Baltimore, Maryland, Sues Both AbbVie and Amgen Over Humira

April 2, 2019
Kelly Davio

Yet another class action lawsuit has been filed against AbbVie, maker of the brand-name adalimumab, Humira. The latest suit, brought by the mayor and city council of Baltimore, Maryland, on behalf of themselves and others similarly situated, alleges that, absent AbbVie’s conduct, biosimilar adalimumab could have been available in the United States as early as 2016. It also alleges that biosimilar developer Amgen was paid by AbbVie to delay its marketing of a biosimilar adalimumab.

Yet another class action lawsuit has been filed against AbbVie, maker of the brand-name adalimumab, Humira. The latest suit, brought by the mayor and city council of Baltimore, Maryland, on behalf of themselves and others similarly situated, alleges that, absent AbbVie’s conduct, biosimilar adalimumab could have been available in the United States as early as 2016. It also alleges that biosimilar developer Amgen was paid by AbbVie to delay its marketing of a biosimilar adalimumab.

The complaint, filed on March 22, 2019, in the Northern District of Illinois, claims that AbbVie established a thicket of patents, some with clear deficiencies, to ward off biosimilar competition and allow the brand-name Humira to “command supra-competitive prices.”

The complaint also states that AbbVie paid Amgen by awarding the biosimilar developer de facto market exclusivity by giving the company the first market entry date—January 2023—for its biosimilar, while AbbVie negotiated later marketing dates for other biosimilar products. “Amgen, thus, will have [5] months as the only biosimilar on the market, enabling it to charge higher prices and realize hundreds of millions of dollars in higher profits than it would if it faced competition during this period,” reads the complaint.

According to the suit, while Amgen was not entitled to any period of market exclusivity as a first biosimilar under the Biologics Price Competition and Innovation Act (unlike the Hatch-Waxman Act’s 180-day exclusivity period for first generics), the settlement that Amgen entered into with AbbVie “gave Amgen precisely that.
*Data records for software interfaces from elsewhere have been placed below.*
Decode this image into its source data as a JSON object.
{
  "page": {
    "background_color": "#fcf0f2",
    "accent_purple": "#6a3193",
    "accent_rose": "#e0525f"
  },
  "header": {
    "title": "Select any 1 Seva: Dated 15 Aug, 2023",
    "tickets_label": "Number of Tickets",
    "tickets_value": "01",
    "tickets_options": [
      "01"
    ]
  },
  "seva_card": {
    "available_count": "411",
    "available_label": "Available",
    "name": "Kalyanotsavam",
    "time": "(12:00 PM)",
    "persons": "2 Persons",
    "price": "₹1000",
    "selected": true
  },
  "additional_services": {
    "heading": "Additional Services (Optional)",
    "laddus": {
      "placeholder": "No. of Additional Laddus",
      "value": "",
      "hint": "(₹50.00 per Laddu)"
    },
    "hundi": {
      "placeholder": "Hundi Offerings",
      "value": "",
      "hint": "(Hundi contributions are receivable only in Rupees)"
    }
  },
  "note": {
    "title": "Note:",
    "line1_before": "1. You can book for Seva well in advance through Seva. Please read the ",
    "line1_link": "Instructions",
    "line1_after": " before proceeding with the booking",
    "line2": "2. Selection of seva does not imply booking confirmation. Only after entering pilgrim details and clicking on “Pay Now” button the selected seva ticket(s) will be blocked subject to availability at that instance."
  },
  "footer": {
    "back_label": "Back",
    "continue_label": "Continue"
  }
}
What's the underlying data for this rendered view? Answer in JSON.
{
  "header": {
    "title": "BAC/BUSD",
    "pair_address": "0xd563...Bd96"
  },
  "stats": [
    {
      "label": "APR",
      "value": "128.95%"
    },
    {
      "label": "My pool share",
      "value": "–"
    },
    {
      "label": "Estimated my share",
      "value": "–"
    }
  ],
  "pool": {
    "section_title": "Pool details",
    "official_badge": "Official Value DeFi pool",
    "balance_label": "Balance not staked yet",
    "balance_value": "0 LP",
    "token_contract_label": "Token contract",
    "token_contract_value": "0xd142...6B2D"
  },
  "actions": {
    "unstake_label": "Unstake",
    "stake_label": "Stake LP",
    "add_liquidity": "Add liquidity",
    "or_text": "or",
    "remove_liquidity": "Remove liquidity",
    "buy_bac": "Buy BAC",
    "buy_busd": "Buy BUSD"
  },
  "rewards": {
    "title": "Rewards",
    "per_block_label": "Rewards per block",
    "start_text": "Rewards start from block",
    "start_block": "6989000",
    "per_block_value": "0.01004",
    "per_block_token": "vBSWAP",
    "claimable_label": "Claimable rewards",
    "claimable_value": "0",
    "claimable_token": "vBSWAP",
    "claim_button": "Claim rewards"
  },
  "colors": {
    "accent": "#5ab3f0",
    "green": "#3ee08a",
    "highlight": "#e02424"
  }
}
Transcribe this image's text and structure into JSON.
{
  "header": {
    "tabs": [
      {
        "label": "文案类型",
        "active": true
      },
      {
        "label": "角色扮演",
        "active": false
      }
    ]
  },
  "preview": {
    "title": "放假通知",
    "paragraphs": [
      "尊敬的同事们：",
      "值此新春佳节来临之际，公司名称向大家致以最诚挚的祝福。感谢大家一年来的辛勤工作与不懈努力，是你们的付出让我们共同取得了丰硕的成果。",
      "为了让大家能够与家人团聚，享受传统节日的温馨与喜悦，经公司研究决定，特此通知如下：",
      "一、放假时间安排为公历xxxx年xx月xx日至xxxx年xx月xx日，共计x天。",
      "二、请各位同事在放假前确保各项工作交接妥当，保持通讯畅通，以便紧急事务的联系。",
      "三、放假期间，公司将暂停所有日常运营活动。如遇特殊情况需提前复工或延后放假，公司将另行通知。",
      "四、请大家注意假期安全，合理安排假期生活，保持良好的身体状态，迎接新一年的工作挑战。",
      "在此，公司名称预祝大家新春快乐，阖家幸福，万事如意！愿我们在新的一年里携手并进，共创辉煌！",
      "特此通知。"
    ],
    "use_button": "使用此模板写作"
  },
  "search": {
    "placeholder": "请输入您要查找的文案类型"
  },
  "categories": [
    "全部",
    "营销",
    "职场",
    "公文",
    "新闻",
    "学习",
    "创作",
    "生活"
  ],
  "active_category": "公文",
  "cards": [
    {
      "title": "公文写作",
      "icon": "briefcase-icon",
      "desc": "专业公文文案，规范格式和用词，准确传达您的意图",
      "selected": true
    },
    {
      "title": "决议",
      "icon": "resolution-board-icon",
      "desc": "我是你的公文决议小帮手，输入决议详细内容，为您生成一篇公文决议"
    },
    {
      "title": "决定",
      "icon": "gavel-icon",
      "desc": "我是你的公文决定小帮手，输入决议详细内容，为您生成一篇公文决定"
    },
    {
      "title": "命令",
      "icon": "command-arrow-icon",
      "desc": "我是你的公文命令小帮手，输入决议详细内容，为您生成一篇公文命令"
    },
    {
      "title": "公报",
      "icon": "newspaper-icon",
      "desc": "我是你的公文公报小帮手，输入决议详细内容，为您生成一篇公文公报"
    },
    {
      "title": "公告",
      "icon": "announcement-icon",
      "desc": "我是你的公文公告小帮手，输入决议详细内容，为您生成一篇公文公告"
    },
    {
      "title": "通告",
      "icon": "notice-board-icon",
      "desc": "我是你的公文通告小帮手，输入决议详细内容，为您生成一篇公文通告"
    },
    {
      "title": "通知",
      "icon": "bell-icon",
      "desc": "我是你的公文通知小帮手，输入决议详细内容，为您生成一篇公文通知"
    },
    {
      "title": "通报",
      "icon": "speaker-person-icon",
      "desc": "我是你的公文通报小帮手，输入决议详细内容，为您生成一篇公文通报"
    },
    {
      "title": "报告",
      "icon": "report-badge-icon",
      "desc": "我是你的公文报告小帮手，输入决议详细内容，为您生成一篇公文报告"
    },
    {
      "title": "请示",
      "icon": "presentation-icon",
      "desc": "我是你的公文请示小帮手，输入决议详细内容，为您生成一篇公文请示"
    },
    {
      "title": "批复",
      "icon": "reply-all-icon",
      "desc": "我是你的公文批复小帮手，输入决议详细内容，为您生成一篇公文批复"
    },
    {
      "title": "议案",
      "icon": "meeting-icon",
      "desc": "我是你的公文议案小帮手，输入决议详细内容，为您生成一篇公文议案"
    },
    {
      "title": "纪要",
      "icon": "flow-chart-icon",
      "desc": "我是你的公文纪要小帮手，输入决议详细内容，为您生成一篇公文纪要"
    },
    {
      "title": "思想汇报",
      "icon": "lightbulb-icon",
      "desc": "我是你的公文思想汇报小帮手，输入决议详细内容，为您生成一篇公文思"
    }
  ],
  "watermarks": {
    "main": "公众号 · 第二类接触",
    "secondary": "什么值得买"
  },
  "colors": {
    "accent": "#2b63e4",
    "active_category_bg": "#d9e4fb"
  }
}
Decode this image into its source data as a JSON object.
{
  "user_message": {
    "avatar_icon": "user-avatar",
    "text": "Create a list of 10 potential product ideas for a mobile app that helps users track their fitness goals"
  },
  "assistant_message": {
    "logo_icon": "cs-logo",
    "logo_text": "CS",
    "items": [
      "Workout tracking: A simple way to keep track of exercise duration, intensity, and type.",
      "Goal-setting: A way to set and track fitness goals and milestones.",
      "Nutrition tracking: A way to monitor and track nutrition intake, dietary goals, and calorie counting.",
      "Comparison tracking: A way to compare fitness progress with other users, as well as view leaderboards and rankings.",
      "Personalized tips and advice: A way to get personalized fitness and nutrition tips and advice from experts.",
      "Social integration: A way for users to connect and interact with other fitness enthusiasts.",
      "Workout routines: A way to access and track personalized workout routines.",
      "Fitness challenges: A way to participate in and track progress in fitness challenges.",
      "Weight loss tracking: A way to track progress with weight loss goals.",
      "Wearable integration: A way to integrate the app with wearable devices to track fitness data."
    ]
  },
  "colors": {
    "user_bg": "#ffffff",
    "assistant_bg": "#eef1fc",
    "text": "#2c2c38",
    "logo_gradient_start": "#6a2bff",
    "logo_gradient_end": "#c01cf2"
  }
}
AbbVie agreed not to settle with any other manufacturers on terms that would let them enter the market at the same time as Amgen, or for [5] months thereafter.”

Baltimore claims that the overcharges to Humira that result from the alleged conduct of the 2 drug makers are traceable through the pharmaceutical distribution chain to the city and to other end payers, and asks that the court award damages of 3 times the amount of the overcharges. The complaint also asks for injunctive relief “to stop AbbVie’s unlawful conduct.”

In a statement, Baltimore’s City Solicitor, Andre M. Davis, JD, said, “When big pharma violates the law and engages in schemes to overcharge Baltimore, we will pursue legal recourse to recover millions of taxpayer dollars. Our resources are needed for essential services for our people and to keep taxes down. Tax payer dollars should not go to unjustly enrich large corporations.”

The lawsuit is the latest in a spate of complaints against AbbVie; in September 2018, the State of California filed suit alleging that the company provided kickbacks to healthcare providers throughout the state to encourage them to prescribe its brand-name Humira and that it used a network of registered nurses to mislead patients about the risks associated with the drug. Then, last month, labor union United Food and Commercial Workers Local 1500 filed a class action lawsuit against AbbVie over its alleged patent thicket and alleged collusion with biosimilar developers to divide the market for adalimumab between Europe and the United States.